Students or families with any questions about remote learning should contact either their teacher or school administrators directly.
“Teachers have done an amazing job transitioning their lesson plans from in-person to online, and making themselves available for students during this time,” Superintendent Repucci said. “I’m incredibly proud of the work they’ve done, the creative ways they’ve adapted their lessons, and their overall commitment to their students and their learning.”
“The Rochester Public Schools administrators and teachers have gone above and beyond to ensure the incredible work done in school continues while students are participating in remote learning at home,” Rochester Mayor Caroline McCarley said. “All of their work has been inspiring and extraordinary, and a true testament to their dedication to providing Rochester students with the best possible learning opportunities.”
Discussions are underway to reschedule any events that may have been cancelled or postponed — such as the Spaulding High School graduation, and fifth and eighth grade recognitions and celebrations — due to the school closures.

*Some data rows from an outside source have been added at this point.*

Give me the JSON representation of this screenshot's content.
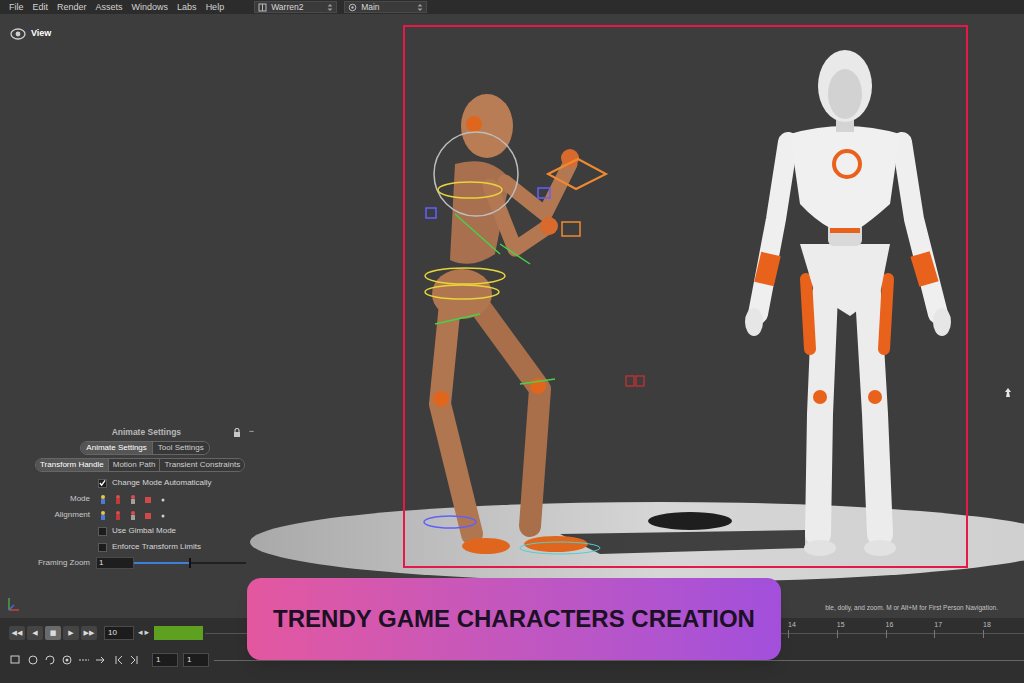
{
  "menu": [
    "File",
    "Edit",
    "Render",
    "Assets",
    "Windows",
    "Labs",
    "Help"
  ],
  "desktop": "Warren2",
  "context": "Main",
  "viewport": {
    "title": "View"
  },
  "panel": {
    "title": "Animate Settings",
    "collapse": "−",
    "tabs": [
      {
        "label": "Animate Settings",
        "selected": true
      },
      {
        "label": "Tool Settings",
        "selected": false
      }
    ],
    "subtabs": [
      {
        "label": "Transform Handle",
        "selected": true
      },
      {
        "label": "Motion Path",
        "selected": false
      },
      {
        "label": "Transient Constraints",
        "selected": false
      }
    ],
    "rows": [
      {
        "kind": "checkbox",
        "label": "Change Mode Automatically",
        "checked": true
      },
      {
        "kind": "icons",
        "label": "Mode"
      },
      {
        "kind": "icons",
        "label": "Alignment"
      },
      {
        "kind": "checkbox",
        "label": "Use Gimbal Mode",
        "checked": false
      },
      {
        "kind": "checkbox",
        "label": "Enforce Transform Limits",
        "checked": false
      },
      {
        "kind": "slider",
        "label": "Framing Zoom",
        "value": "1",
        "level": 0.5
      }
    ]
  },
  "status": "ble, dolly, and zoom. M or Alt+M for First Person Navigation.",
  "playback": {
    "buttons": [
      {
        "label": "◀◀",
        "selected": false
      },
      {
        "label": "◀",
        "selected": false
      },
      {
        "label": "■",
        "selected": true
      },
      {
        "label": "▶",
        "selected": false
      },
      {
        "label": "▶▶",
        "selected": false
      }
    ],
    "frame": "10",
    "step_back": "◂",
    "step_forward": "▸",
    "ticks": [
      "14",
      "15",
      "16",
      "17",
      "18"
    ],
    "range_start": "1",
    "range_end": "1"
  },
  "banner": {
    "title": "TRENDY GAME CHARACTERS CREATION"
  }
}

Those dates will be announced at a later time and all members of the Rochester Public School community are invited to attend those events.
To-go breakfasts and lunches will be available for students throughout the rest of the school year and can be picked up daily Monday through Friday from 7-10 a.m. More information about that program can be found here.
Once the school year ends, the Community Action Partnership of Strafford County will be providing meals for school-aged children in the community. This program will begin on Monday, May 18. More information can be found here.
The district also wishes to provide the following tips for parents and guardians to promote social emotional well-being:
- Limit the amount of TV News that children see/hear.
- Talk to children about what is going on in age appropriate ways. For tips from the Centers of Disease Control and Prevention (CDC) on talking to children about this pandemic, click here.
- Seek out enriching activities for students to engage in, when they are not engaged in remote learning. Examples of such activities include arts and crafts projects, drawing or painting, reading, taking a walk or yoga.
- If you have questions or concerns, contact your child’s teacher or counselor.
- Know that children may be upset about the situation surrounding this pandemic and acknowledge their feelings.
- For more information on managing stress and anxiety during this pandemic, visit the CDC’s website here.
For more information, visit the NH DHHS website by clicking here and the CDC’s website by clicking here. Parents are also encouraged to use this resource to learn more about how to talk to their children about the novel coronavirus situation.